Some switchers even combine the functionality of a switcher and streaming encoder. That means you can use a device like the Blackmagic ATEM Mini Pro to stream, even without a computer or encoder nearby.
Streaming without a computer
We’ve mentioned the option of using a live streaming encoder, but so far, we haven’t explained what that is. In this case, live streaming encoder refers to a device that accepts a video input and encodes it for live streaming. The device then sends the stream to your destination of choice via an Ethernet, Wi-Fi or cellular data connection. If you already have a switcher and just need to get your signal to the web, a live streaming encoder can fill that gap. These can also allow you to stream a single camera feed to the web without having to connect it to a computer first.
If you want all of this functionality in a turn-key solution, look to a dedicated streaming box. Streaming boxes will have a number of HDMI or SDI input and come pre-loaded with streaming software that allows you to switch between inputs as well as add graphics and effects.

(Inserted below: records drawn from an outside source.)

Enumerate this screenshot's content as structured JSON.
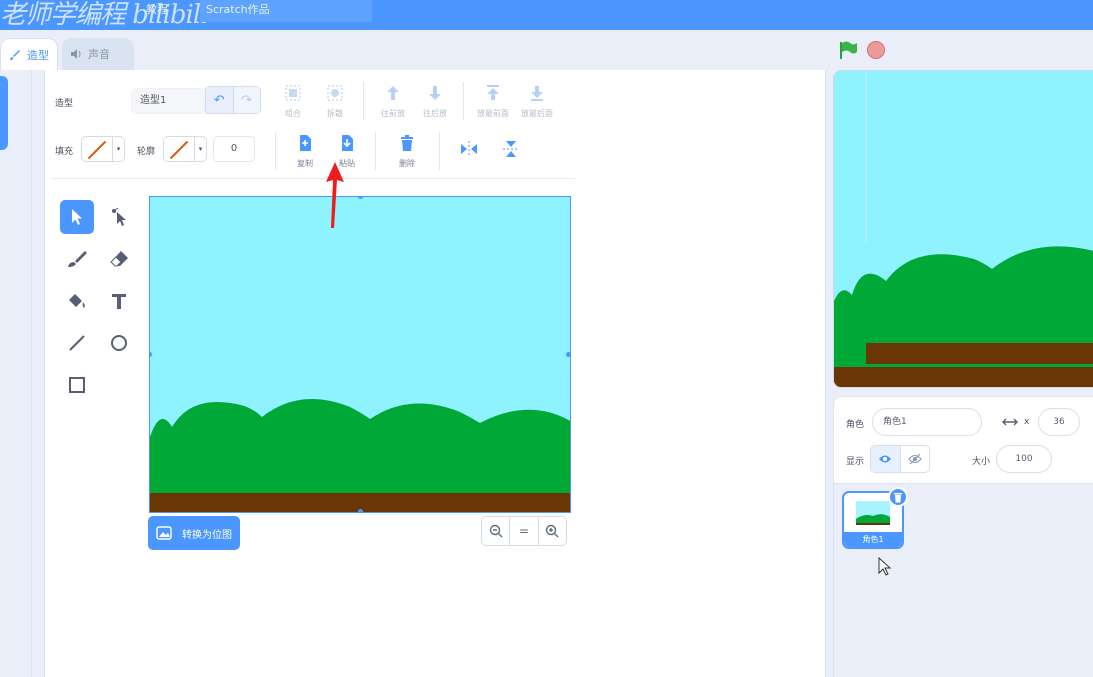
{
  "menubar": {
    "watermark": "老师学编程 bilibili",
    "tutorial_tab": "教程",
    "project_title": "Scratch作品"
  },
  "tabs": {
    "costume": "造型",
    "sound": "声音"
  },
  "paint": {
    "costume_label": "造型",
    "costume_name": "造型1",
    "fill_label": "填充",
    "outline_label": "轮廓",
    "outline_width": "0",
    "group": "组合",
    "ungroup": "拆散",
    "forward": "往前放",
    "backward": "往后放",
    "front": "放最前面",
    "back": "放最后面",
    "copy": "复制",
    "paste": "粘贴",
    "delete": "删除",
    "convert_bitmap": "转换为位图",
    "zoom_reset": "="
  },
  "sprite_info": {
    "sprite_label": "角色",
    "sprite_name": "角色1",
    "x_label": "x",
    "x_value": "36",
    "show_label": "显示",
    "size_label": "大小",
    "size_value": "100"
  },
  "sprite_list": {
    "items": [
      {
        "name": "角色1"
      }
    ]
  },
  "colors": {
    "accent": "#4c97ff",
    "sky": "#8ef2ff",
    "grass": "#00a838",
    "ground": "#6b3606",
    "annotation_arrow": "#ee1c1c"
  }
}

You can control the stream through the software interface, but if you plan to stream often and want to use a more complex multi-cam setup, you may want to invest in a control surface made specifically for live streaming and switch. This control surface will give you more tactile control when switching between inputs, which helps ensure smooth transitions between different inputs.
Developing your live streaming setup

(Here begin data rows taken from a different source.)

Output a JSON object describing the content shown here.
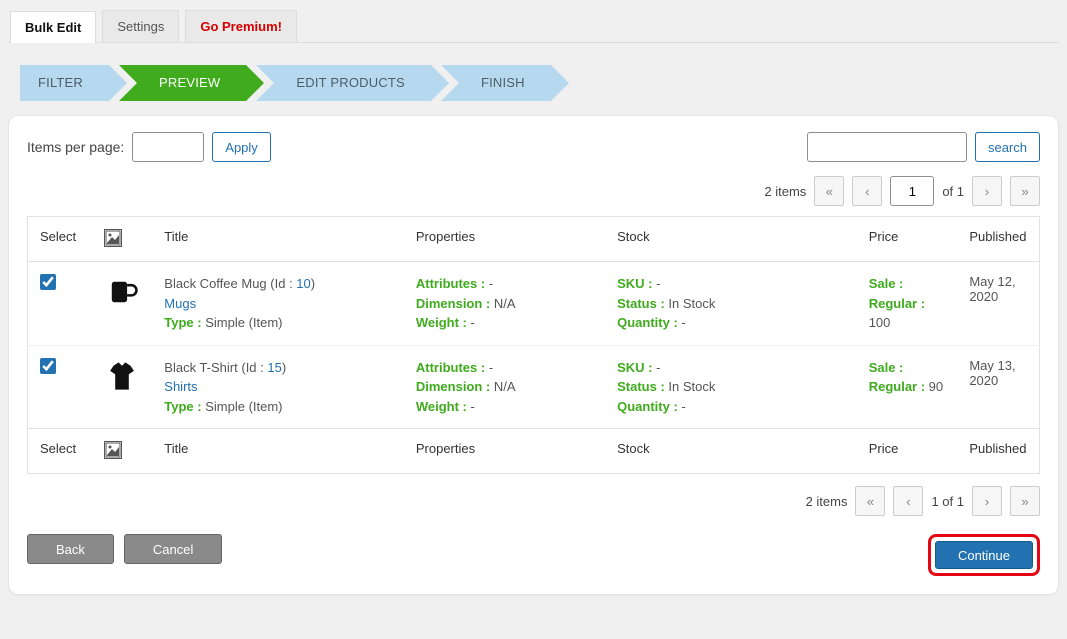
{
  "tabs": {
    "bulk_edit": "Bulk Edit",
    "settings": "Settings",
    "go_premium": "Go Premium!"
  },
  "wizard": {
    "filter": "FILTER",
    "preview": "PREVIEW",
    "edit_products": "EDIT PRODUCTS",
    "finish": "FINISH"
  },
  "toolbar": {
    "items_per_page_label": "Items per page:",
    "items_per_page_value": "",
    "apply_label": "Apply",
    "search_value": "",
    "search_label": "search"
  },
  "pagination_top": {
    "count_text": "2 items",
    "first": "«",
    "prev": "‹",
    "page_value": "1",
    "of_text": "of 1",
    "next": "›",
    "last": "»"
  },
  "pagination_bottom": {
    "count_text": "2 items",
    "first": "«",
    "prev": "‹",
    "page_text": "1 of 1",
    "next": "›",
    "last": "»"
  },
  "columns": {
    "select": "Select",
    "title": "Title",
    "properties": "Properties",
    "stock": "Stock",
    "price": "Price",
    "published": "Published"
  },
  "labels": {
    "id_prefix": "(Id : ",
    "id_suffix": ")",
    "type_label": "Type : ",
    "attributes_label": "Attributes : ",
    "dimension_label": "Dimension : ",
    "weight_label": "Weight : ",
    "sku_label": "SKU : ",
    "status_label": "Status : ",
    "quantity_label": "Quantity : ",
    "sale_label": "Sale :",
    "regular_label": "Regular : "
  },
  "rows": [
    {
      "checked": true,
      "thumb": "mug",
      "title": "Black Coffee Mug",
      "id": "10",
      "category": "Mugs",
      "type_value": "Simple (Item)",
      "attributes": "-",
      "dimension": "N/A",
      "weight": "-",
      "sku": "-",
      "status": "In Stock",
      "quantity": "-",
      "sale": "",
      "regular": "100",
      "published": "May 12, 2020"
    },
    {
      "checked": true,
      "thumb": "tshirt",
      "title": "Black T-Shirt",
      "id": "15",
      "category": "Shirts",
      "type_value": "Simple (Item)",
      "attributes": "-",
      "dimension": "N/A",
      "weight": "-",
      "sku": "-",
      "status": "In Stock",
      "quantity": "-",
      "sale": "",
      "regular": "90",
      "published": "May 13, 2020"
    }
  ],
  "footer": {
    "back": "Back",
    "cancel": "Cancel",
    "continue": "Continue"
  }
}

Your equipment needs will scale with the size and complexity of your production. Our best advice is to start simple and build up your set up as you get more experience and figure out where your pain points are. Poor quality audio? Upgrade your microphone or add a mixing board. Want to add another camera? You may need to get a capture card or streaming box that supports a larger number of inputs. There are plenty of fancy, eye-catching streams online, but many streamers attract a loyal audience with nothing more than a webcam. The important thing is that you are using the live format to engage with your audience in a way not otherwise possible.
Got everything you need to go live? Read Going live, step by step.